Made with mineral-rich spring water
To sake, water is everything. Depending on whether the water is good or bad, the sake’s flavor fluctuates greatly.
Ogawamachi, where our brewery is located, has been known as a location that is “well-suited for producing sake” from long ago, and it is also famous for having excellent water. The particular water that is used to create “Mikadomatsu” is spring water filtered by the Chichibu Mountains, which are a series of lime-stone mountains formed by the uplift of the sea due to crustal movements. Rainfall in the Chichibu Moun-tains is filtered through the limestone and passes through the mountains to become underground water that flows below Ogawamachi over several decades. We pump the water up from 130 meters underground to use in our sake production.
This water has a hardness of 127mg/ℓ and is one of the top-class hard waters in Japan. This hard water is ideal for sake production and is even harder than the “Miyamizu” water found in Nada, Hyogo. A survey by a liquor wholesaler also found that is rich in minerals. However, despite being a hard water, it tastes soft when it is actually consumed, making it a very usual type of water.
This mineral-rich natural water promotes the growth of yeast and creates a unique flavor, sharpness, and roundness.
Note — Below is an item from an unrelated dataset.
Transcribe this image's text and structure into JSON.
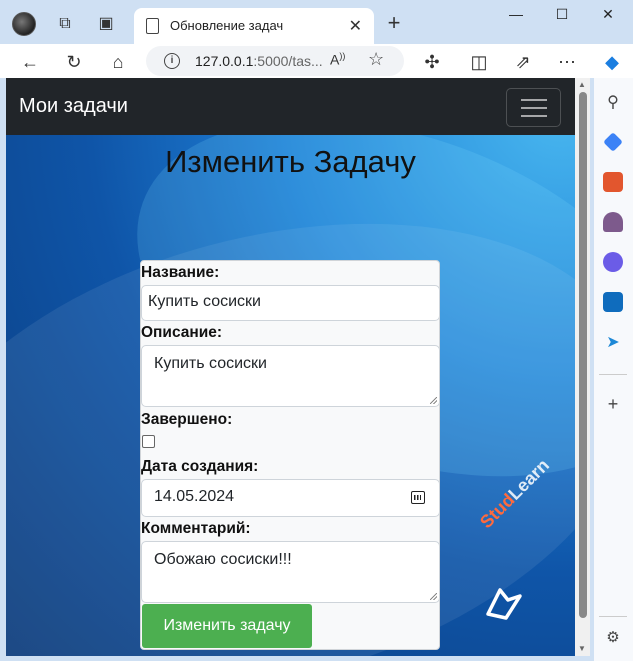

Additionally, by using a low-temperature fermentation tank, it is possible to fer-ment it slowly in a lower temperature range than usual, which imbues Mikadomatsu with its characteristic mellowness and depth.
Rice polishing that removes off-flavoring and highlights the characteristics of the rice
We have long been picky about the type of rice we use to produce our sake. Each type of rice has its own unique characteristics and flavor. In order to produce the taste we desire, we have carefully se-lected varieties such as “Yamadanishiki” from Hyogo, “Bizenomachi” from Okayama, “Sakemusashi” from Saitama, and “Yamasake 4-go” from Yamagata.
We exclusively use brewer’s rice to produce our sake. This type of rice has larger grains than those that are eaten as food. For rice consumed as food, the grains are polished about 7-8% from an unpro-cessed state, however at our brewery, we polish them at a rate of over 30%. The reason that rice is polished is that the surface of the rice has a lot of nutrients such as protein, so when the rice is made into sake, these proteins can produce an off-flavored taste. Polishing the rice is necessary to produce a fragrant and delicious sake. However, if rice is over-polished, the characteristic taste of the rice will disappear. That is why we polish rice to the point where the taste is maximized while still maintaining its unique characteristics.
Polished rice for sake production
Thorough management of “fermentation,” the lifeline of sake
“Fermentation tanks” are facilities that manage fermentation, the lifeline of sake brewing. At our brewery, we use top of the line low-temperature fermentation tanks controlled by computers to carefully monitor and keep temperatures in the zone that is desired by our Chief Brewer. These tanks are composed of a double structure and have cold water circulating within the outer part. This mechanism allows for the tem-perature to be thoroughly managed and provides control over “fermentation.”
Depending on the type of sake, fermentation can take up to 50 days from the start of yeast production. As mentioned above, the water used in preparation is mineral-rich spring water that promotes the growth of yeast. Therefore, sake that is brewed in these tanks using slow fermentation in a lower tempera-ture zone, has a fruity aroma and unique mellowness.
Pressing to maintain aroma and umami
At our brewery, we use a large filter-type press. We chose this method to ensure that the unre-fined sake does not come into contact with the air to prevent the escape of the aroma that is associated with high-class sake such as Ginjo sake. This press has aluminum plates and rubber plates arranged alternately, with a tightening structure that uses hydraulic pressure to keep unrefined sake from spilling out. By having the unrefined sake flow through these plates, it can be pressed without exposure to the air. Freshly pressed raw sake and Ginjo sake are immediately stored in the refrigerator, and other types of sake are sent to stor-age to wait for aging. For Daiginjo, we use the traditional method of pressing using only the weight of the unrefined sake.
The two bacteria which create sake
There are two important bacteria used in the creation of sake. These are “koji” and “yeast.” “Koji” is a type of mold that changes rice starch into sugar. “Yeast” eats the sugar produced by the koji and produces alcohol and umami
*When yeast produces alcohol, it also produces carbon dioxide. This is why new sake contains carbonic acid.
There are different types of koji and yeast bacteria, so just like with our rice, we use different varieties depending on the type of flavor and quality we wish to achieve.
Controlling the action of the “koji” and “yeast” is the key to making delicious sake, so we pay close attention when working with them.